:: Supplied information ::
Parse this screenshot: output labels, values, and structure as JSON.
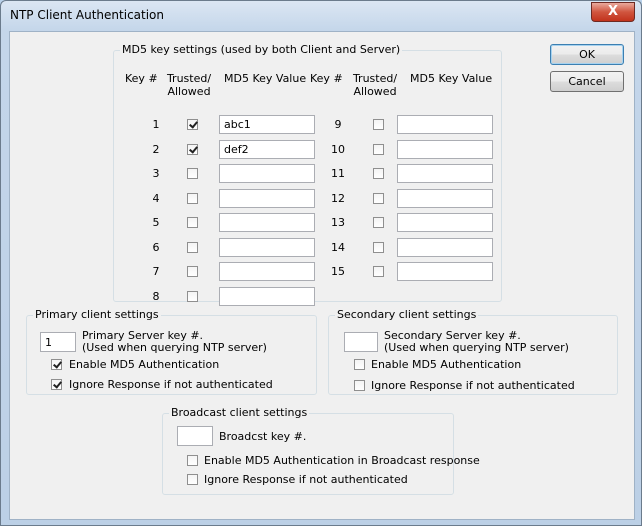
{
  "window": {
    "title": "NTP Client Authentication",
    "close_glyph": "X"
  },
  "buttons": {
    "ok": "OK",
    "cancel": "Cancel"
  },
  "md5": {
    "legend": "MD5 key settings (used by both Client and Server)",
    "headers": {
      "key": "Key #",
      "trusted_line1": "Trusted/",
      "trusted_line2": "Allowed",
      "value": "MD5 Key Value"
    },
    "left_keys": [
      {
        "num": "1",
        "trusted": true,
        "value": "abc1"
      },
      {
        "num": "2",
        "trusted": true,
        "value": "def2"
      },
      {
        "num": "3",
        "trusted": false,
        "value": ""
      },
      {
        "num": "4",
        "trusted": false,
        "value": ""
      },
      {
        "num": "5",
        "trusted": false,
        "value": ""
      },
      {
        "num": "6",
        "trusted": false,
        "value": ""
      },
      {
        "num": "7",
        "trusted": false,
        "value": ""
      },
      {
        "num": "8",
        "trusted": false,
        "value": ""
      }
    ],
    "right_keys": [
      {
        "num": "9",
        "trusted": false,
        "value": ""
      },
      {
        "num": "10",
        "trusted": false,
        "value": ""
      },
      {
        "num": "11",
        "trusted": false,
        "value": ""
      },
      {
        "num": "12",
        "trusted": false,
        "value": ""
      },
      {
        "num": "13",
        "trusted": false,
        "value": ""
      },
      {
        "num": "14",
        "trusted": false,
        "value": ""
      },
      {
        "num": "15",
        "trusted": false,
        "value": ""
      }
    ]
  },
  "primary": {
    "legend": "Primary client settings",
    "key_value": "1",
    "key_label_line1": "Primary Server key #.",
    "key_label_line2": "(Used when querying NTP server)",
    "enable_md5": {
      "label": "Enable MD5 Authentication",
      "checked": true
    },
    "ignore": {
      "label": "Ignore Response if not authenticated",
      "checked": true
    }
  },
  "secondary": {
    "legend": "Secondary client settings",
    "key_value": "",
    "key_label_line1": "Secondary Server key #.",
    "key_label_line2": "(Used when querying NTP server)",
    "enable_md5": {
      "label": "Enable MD5 Authentication",
      "checked": false
    },
    "ignore": {
      "label": "Ignore Response if not authenticated",
      "checked": false
    }
  },
  "broadcast": {
    "legend": "Broadcast client settings",
    "key_value": "",
    "key_label": "Broadcst key #.",
    "enable_md5": {
      "label": "Enable MD5 Authentication in Broadcast response",
      "checked": false
    },
    "ignore": {
      "label": "Ignore Response if not authenticated",
      "checked": false
    }
  }
}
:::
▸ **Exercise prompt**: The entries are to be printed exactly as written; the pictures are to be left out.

▸ **Exercise result**:
Parse this screenshot: output labels, values, and structure as JSON.
{
  "window": {
    "title": "NTP Client Authentication",
    "close_glyph": "X"
  },
  "buttons": {
    "ok": "OK",
    "cancel": "Cancel"
  },
  "md5": {
    "legend": "MD5 key settings (used by both Client and Server)",
    "headers": {
      "key": "Key #",
      "trusted_line1": "Trusted/",
      "trusted_line2": "Allowed",
      "value": "MD5 Key Value"
    },
    "left_keys": [
      {
        "num": "1",
        "trusted": true,
        "value": "abc1"
      },
      {
        "num": "2",
        "trusted": true,
        "value": "def2"
      },
      {
        "num": "3",
        "trusted": false,
        "value": ""
      },
      {
        "num": "4",
        "trusted": false,
        "value": ""
      },
      {
        "num": "5",
        "trusted": false,
        "value": ""
      },
      {
        "num": "6",
        "trusted": false,
        "value": ""
      },
      {
        "num": "7",
        "trusted": false,
        "value": ""
      },
      {
        "num": "8",
        "trusted": false,
        "value": ""
      }
    ],
    "right_keys": [
      {
        "num": "9",
        "trusted": false,
        "value": ""
      },
      {
        "num": "10",
        "trusted": false,
        "value": ""
      },
      {
        "num": "11",
        "trusted": false,
        "value": ""
      },
      {
        "num": "12",
        "trusted": false,
        "value": ""
      },
      {
        "num": "13",
        "trusted": false,
        "value": ""
      },
      {
        "num": "14",
        "trusted": false,
        "value": ""
      },
      {
        "num": "15",
        "trusted": false,
        "value": ""
      }
    ]
  },
  "primary": {
    "legend": "Primary client settings",
    "key_value": "1",
    "key_label_line1": "Primary Server key #.",
    "key_label_line2": "(Used when querying NTP server)",
    "enable_md5": {
      "label": "Enable MD5 Authentication",
      "checked": true
    },
    "ignore": {
      "label": "Ignore Response if not authenticated",
      "checked": true
    }
  },
  "secondary": {
    "legend": "Secondary client settings",
    "key_value": "",
    "key_label_line1": "Secondary Server key #.",
    "key_label_line2": "(Used when querying NTP server)",
    "enable_md5": {
      "label": "Enable MD5 Authentication",
      "checked": false
    },
    "ignore": {
      "label": "Ignore Response if not authenticated",
      "checked": false
    }
  },
  "broadcast": {
    "legend": "Broadcast client settings",
    "key_value": "",
    "key_label": "Broadcst key #.",
    "enable_md5": {
      "label": "Enable MD5 Authentication in Broadcast response",
      "checked": false
    },
    "ignore": {
      "label": "Ignore Response if not authenticated",
      "checked": false
    }
  }
}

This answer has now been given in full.